While I usually appreciate the colloquial tone of Google’s messaging – “This stuff matters” – very much keeping with its everyman, non-corporate vibe, its casualness merely masks the deviousness of the change.
Gizmodo’s Mat Honan described why the new policy smacks in the face of everything Google has stood for in the past, in a column aptly titled “Google’s Broken Promise: The End of ‘Don’t Be Evil’":
Google built its reputation, and its multi-billion dollar business, on the promise of its "don't be evil" philosophy. That's been largely interpreted as meaning that Google will always put its users first, an interpretation that Google has cultivated and encouraged.

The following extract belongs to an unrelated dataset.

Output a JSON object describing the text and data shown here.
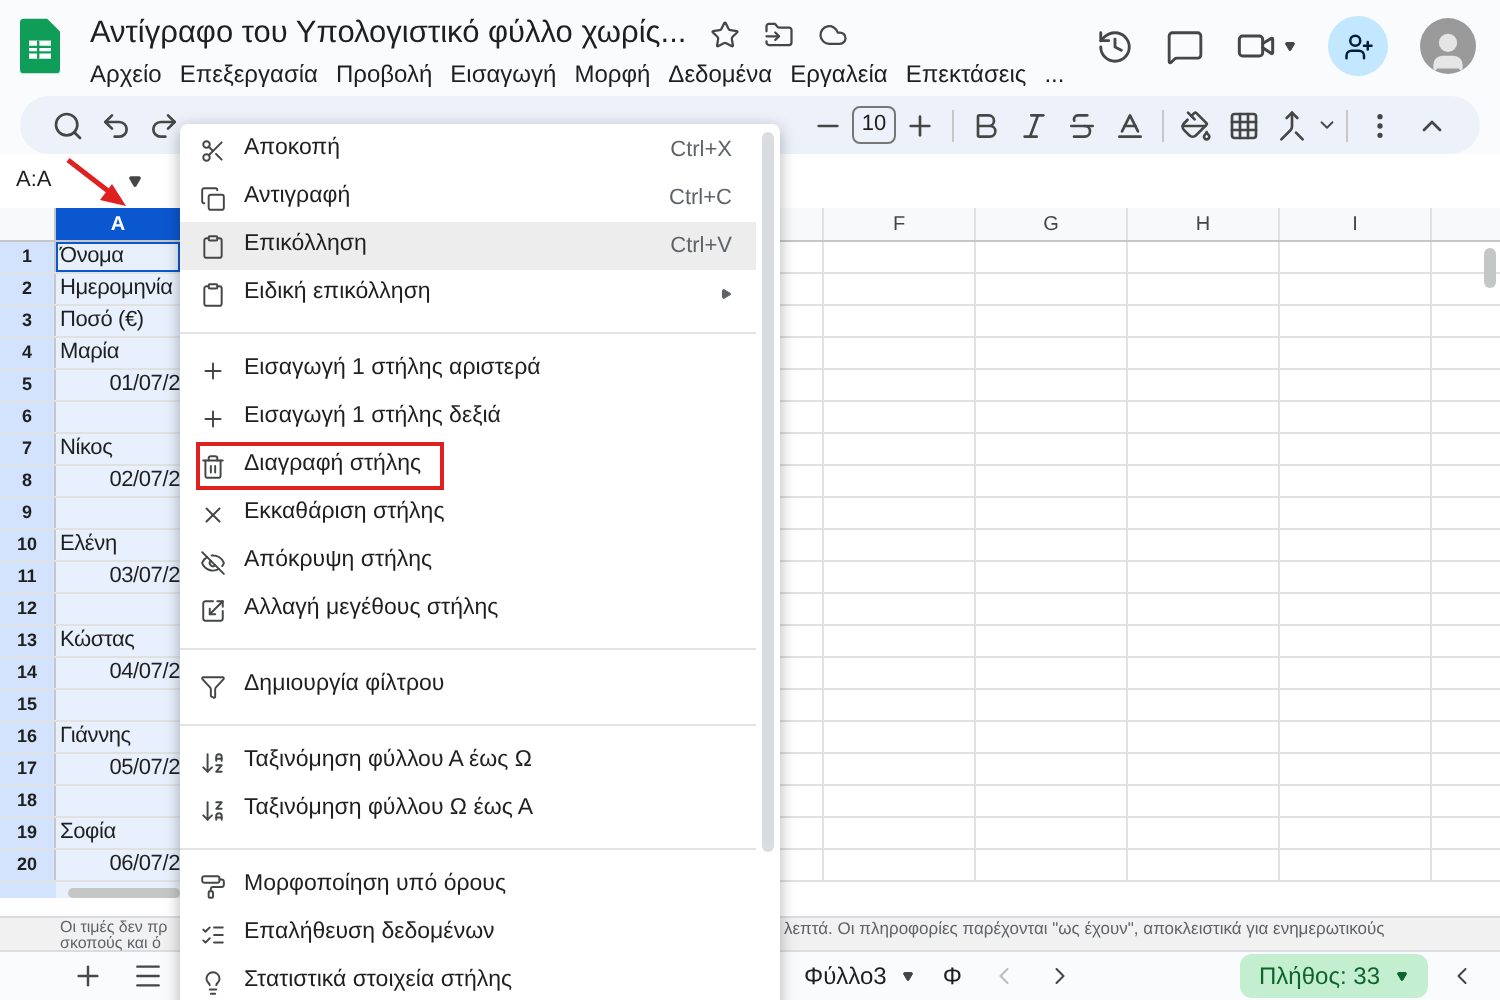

Google has built a very lucrative company on the reputation of user respect. It has made billions of dollars in that effort to get us all under its feel-good tent. And now it's pulling the stakes out, collapsing it. It gives you a few weeks to pull your data out, using its data-liberation service, but if you want to use Google services, you have to agree to these rules.

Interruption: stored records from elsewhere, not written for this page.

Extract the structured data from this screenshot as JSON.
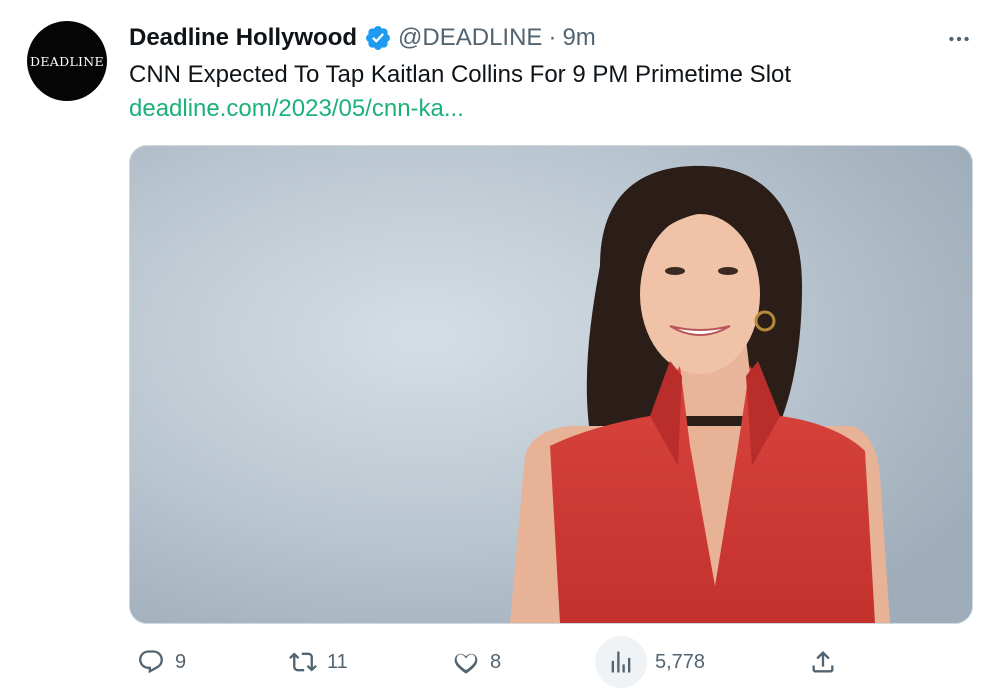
{
  "tweet": {
    "avatar_text": "DEADLINE",
    "display_name": "Deadline Hollywood",
    "handle": "@DEADLINE",
    "separator": "·",
    "timestamp": "9m",
    "text": "CNN Expected To Tap Kaitlan Collins For 9 PM Primetime Slot",
    "link": "deadline.com/2023/05/cnn-ka..."
  },
  "actions": {
    "replies": "9",
    "retweets": "11",
    "likes": "8",
    "views": "5,778"
  },
  "icons": {
    "verified": "verified-badge-icon",
    "more": "more-options-icon",
    "reply": "reply-icon",
    "retweet": "retweet-icon",
    "like": "heart-icon",
    "views": "views-icon",
    "share": "share-icon"
  },
  "colors": {
    "link": "#1db17a",
    "verified": "#1d9bf0",
    "muted": "#536471"
  }
}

This explains why Google is spending a whole lot of money in an attempt to convince its users, the media, and the government that its intentions are noble and good. It purchased display ads on WashingtonPost.com (a popular site for politicos and lobbyists, naturally) and tripled its spend on lobbying in Q4 of 2011 ($3.8 million, twice as much as Microsoft over the same three months).